What you should do – Copy out all lines bearing the word "Software" from the listing below.
◇ ◇ ◇
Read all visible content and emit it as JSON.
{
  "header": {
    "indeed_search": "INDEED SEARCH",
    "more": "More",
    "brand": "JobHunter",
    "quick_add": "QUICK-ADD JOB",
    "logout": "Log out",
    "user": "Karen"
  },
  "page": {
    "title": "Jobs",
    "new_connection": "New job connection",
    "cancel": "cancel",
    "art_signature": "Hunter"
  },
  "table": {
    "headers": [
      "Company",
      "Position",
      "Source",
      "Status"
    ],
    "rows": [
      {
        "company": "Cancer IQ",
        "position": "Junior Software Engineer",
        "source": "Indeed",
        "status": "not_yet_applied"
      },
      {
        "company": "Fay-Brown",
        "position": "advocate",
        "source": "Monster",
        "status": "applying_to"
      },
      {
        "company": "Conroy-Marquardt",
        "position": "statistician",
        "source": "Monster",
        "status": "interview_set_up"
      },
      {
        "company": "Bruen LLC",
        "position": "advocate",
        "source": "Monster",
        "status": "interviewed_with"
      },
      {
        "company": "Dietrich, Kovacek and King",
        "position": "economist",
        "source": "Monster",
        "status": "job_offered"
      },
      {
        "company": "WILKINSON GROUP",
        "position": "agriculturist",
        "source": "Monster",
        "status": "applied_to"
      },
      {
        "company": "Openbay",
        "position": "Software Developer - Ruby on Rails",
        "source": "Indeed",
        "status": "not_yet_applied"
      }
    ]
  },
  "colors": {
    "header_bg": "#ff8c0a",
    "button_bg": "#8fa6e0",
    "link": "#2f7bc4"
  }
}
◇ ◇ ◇
Response area –
        "position": "Junior Software Engineer",
        "position": "Software Developer - Ruby on Rails",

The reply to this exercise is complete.